CSF rhinorrhea is a common complication of acoustic neurinoma surgery via the suboccipital route. In this paper we present our incidence of CSF rhinorrhea and our surgical techniques for reducing the risk of this post-surgical complication. Following removal of the acoustic neurinoma, the drilled posterior wall of the internal auditory canal is covered with bonewax, muscle or fat pieces, and fibrin-glue, while the previously reflected dura is sutured in place keeping the packing material in position. Bone chips removed during the cramectomy are then mixed with fibrin glue and are used for a cranioplasty. Although we routinely perform aggressive drilling of internal auditory canal to facilitate total removal of the acoustic neurinoma, only 1 out of 94 consecutive cases (1%) showed postoperative CSF rhinorrhea.
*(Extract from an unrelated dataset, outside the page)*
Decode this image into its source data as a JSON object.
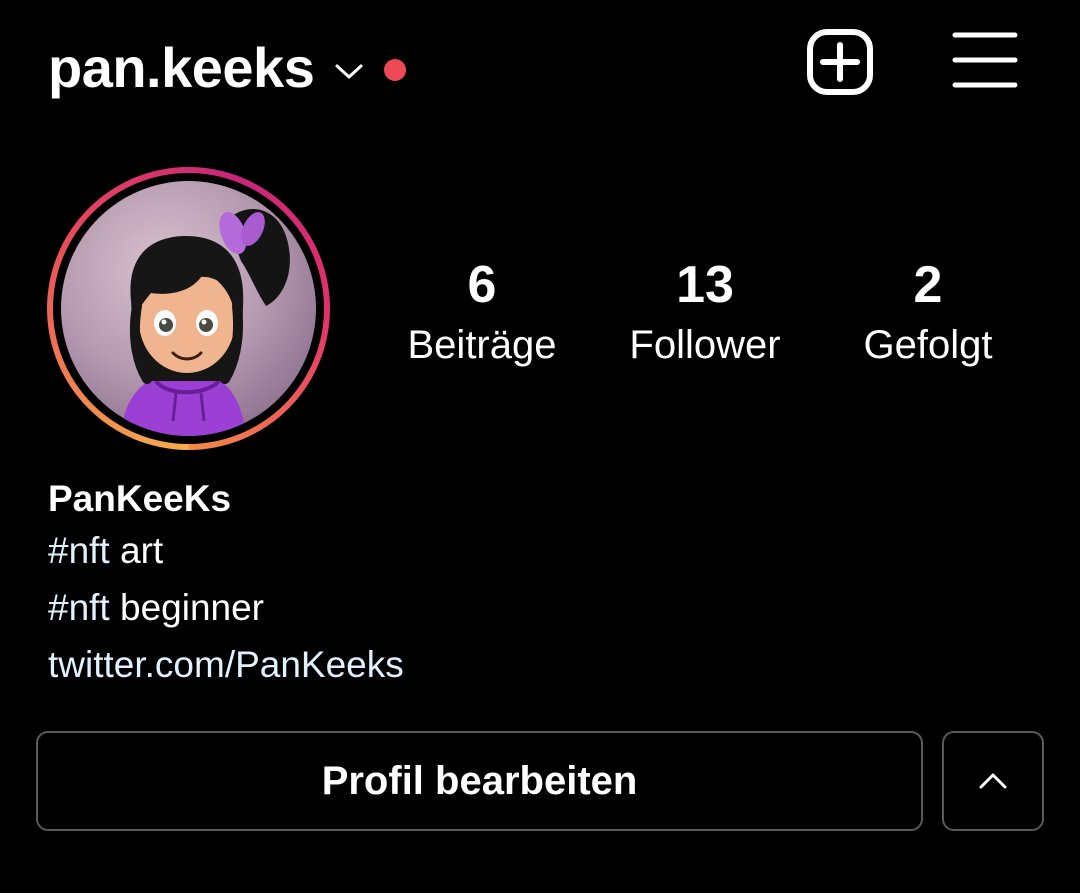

Since previous reports mention the rate of this complication following acoustic neurinoma surgery varies between 4% and 27%, we believe that our methods may be useful in helping reduce the incidence of postoperative rhinorrhea.
ASJC Scopus subject areas
- Clinical Neurology